A reel cinema's digital divide
Historic theaters are trying out various strategies to raise funds for a conversion to digital projectors.
Have America’s independent, mom and pop cinemas slipped a sprocket? Suddenly, simultaneously, they are offering up T-shirts, movie posters, bottomless buckets of popcorn – even allowing patrons to reserve the theater for a private showing of the flick of their choice. How on earth are these rickety old businesses going to make ends meet with such extravagances?
It’s actually part of a strategy. Those are just a few examples of the lengths small US cinemas are going to in order to raise funds for the mandatory changeover from the century-old movie medium of 35-mm film to the pristine (and costly) new world of all-digital projection.

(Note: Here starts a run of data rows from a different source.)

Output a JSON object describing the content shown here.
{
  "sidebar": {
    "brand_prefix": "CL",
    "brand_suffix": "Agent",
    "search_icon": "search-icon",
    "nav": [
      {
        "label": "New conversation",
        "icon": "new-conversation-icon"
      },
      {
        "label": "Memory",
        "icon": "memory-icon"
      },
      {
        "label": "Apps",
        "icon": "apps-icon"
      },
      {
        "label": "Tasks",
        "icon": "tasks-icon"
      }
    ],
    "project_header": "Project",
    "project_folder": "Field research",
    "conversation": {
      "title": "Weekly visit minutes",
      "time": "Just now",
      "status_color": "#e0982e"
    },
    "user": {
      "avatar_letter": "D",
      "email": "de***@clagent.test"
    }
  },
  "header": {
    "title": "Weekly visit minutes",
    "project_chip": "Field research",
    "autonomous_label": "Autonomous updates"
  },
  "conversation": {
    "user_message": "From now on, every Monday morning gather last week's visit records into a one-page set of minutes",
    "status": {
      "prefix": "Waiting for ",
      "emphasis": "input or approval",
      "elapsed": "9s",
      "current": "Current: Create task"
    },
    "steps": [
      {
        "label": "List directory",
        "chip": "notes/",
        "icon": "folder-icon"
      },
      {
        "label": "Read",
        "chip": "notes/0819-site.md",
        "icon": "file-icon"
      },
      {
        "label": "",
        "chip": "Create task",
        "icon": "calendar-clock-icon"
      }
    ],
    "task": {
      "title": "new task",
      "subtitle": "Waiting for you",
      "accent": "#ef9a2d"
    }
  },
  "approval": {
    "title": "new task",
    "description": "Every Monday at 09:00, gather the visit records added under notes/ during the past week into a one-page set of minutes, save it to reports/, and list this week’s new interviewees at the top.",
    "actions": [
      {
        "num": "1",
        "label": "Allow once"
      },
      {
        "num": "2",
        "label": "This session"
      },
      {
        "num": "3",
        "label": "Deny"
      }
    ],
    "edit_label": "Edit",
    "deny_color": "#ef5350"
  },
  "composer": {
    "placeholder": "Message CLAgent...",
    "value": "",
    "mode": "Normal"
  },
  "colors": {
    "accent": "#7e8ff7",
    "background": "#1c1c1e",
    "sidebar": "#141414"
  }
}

By the end of 2013, virtually no contemporary motion pictures will be available on film, and although the megachains have been projecting digital films for several years now, most of the tiny, historical cinemas across America are facing a looming industry-wide edict: Convert or perish.
Since most of these small theaters barely scrape by to begin with, the $100,000 or so required to replace film projectors with digital ones for each screen is an expense few can handle without a clarion call to their customers, something along the lines of “HELLLLP!!!” Not all of them will be able to make it work. That an estimated 1,000 movie houses could go dark in the next few years is an unhappy thought, but hardly hyperbole.
Many of these Depression-era gems aren’t about to surrender, however. Feisty cinema owners from Maine to California are working through organizations such as Kickstarter to raise funds to purchase and install digital systems. The historical Brattle Theatre in Cambridge, Mass., just met its conversion goal with $140,000 in donations. The Ambler and the County – sister indie cinemas in suburban Philadelphia – recently topped $300,000 each for their multiscreen upgrades. To secure a bank loan for its conversion, Midtown Cinema in Harrisburg, Pa., created a “Summer of 10,000 Tickets” promotion and asked area residents to step up their moviegoing. In 14 weeks it met its goal and the bank was impressed. Midtown scored a projector and a bunch of new patrons.
Will there be a happy ending for these little movie houses? It’s still going to be tough going head to head with the multiplexes. But for a while, at least, they live to fight another day – and night.